[Excerpts from an interface dataset]

* * *

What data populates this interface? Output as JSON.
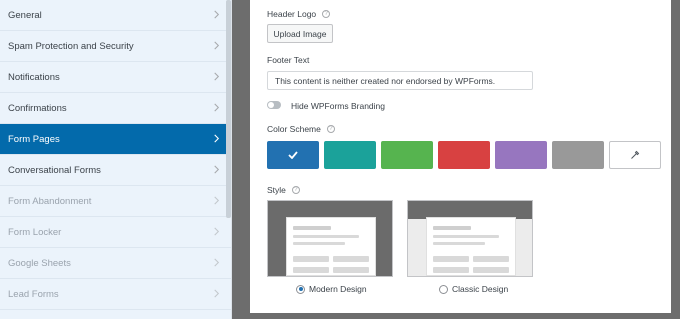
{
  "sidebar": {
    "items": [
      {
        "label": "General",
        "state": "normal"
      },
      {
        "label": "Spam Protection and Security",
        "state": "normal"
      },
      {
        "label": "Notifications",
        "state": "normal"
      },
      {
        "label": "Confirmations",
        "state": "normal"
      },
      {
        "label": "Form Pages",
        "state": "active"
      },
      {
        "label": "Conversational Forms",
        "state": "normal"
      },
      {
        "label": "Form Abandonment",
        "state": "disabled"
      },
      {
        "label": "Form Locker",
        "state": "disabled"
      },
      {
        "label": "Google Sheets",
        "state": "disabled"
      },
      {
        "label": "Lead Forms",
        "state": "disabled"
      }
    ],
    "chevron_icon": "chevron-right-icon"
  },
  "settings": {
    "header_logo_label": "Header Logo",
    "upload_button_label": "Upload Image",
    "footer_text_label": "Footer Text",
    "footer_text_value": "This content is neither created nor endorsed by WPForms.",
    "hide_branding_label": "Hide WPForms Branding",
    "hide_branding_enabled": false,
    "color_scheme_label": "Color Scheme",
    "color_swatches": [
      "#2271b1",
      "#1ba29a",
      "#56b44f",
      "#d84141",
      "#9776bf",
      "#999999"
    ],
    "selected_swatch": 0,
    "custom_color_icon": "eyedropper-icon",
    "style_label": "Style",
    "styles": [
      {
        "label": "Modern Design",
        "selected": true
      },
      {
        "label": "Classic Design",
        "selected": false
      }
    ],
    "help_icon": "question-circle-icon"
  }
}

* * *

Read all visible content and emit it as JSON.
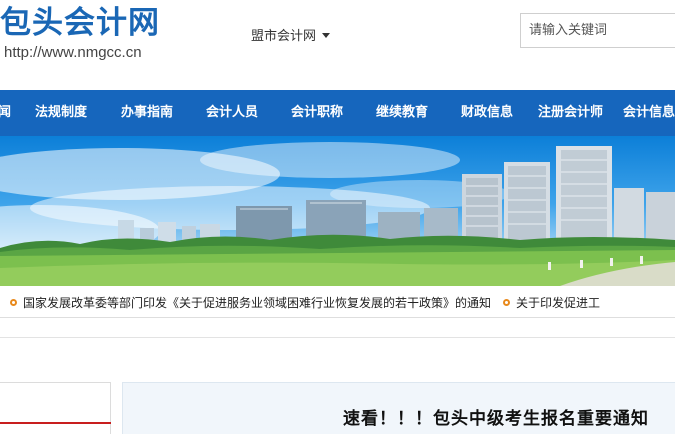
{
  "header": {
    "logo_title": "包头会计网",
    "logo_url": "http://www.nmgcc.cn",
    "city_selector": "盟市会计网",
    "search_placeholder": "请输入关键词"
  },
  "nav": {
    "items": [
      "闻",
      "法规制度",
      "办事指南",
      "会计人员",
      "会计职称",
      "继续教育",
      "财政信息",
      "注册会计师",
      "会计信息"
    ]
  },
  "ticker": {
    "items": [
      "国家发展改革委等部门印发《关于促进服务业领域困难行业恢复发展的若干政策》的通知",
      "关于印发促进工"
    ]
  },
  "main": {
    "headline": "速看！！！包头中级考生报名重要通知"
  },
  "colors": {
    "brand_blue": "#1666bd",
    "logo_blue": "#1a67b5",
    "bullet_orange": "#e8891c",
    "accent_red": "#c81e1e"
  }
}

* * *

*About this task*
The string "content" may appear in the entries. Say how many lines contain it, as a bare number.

*Solution to this problem*
2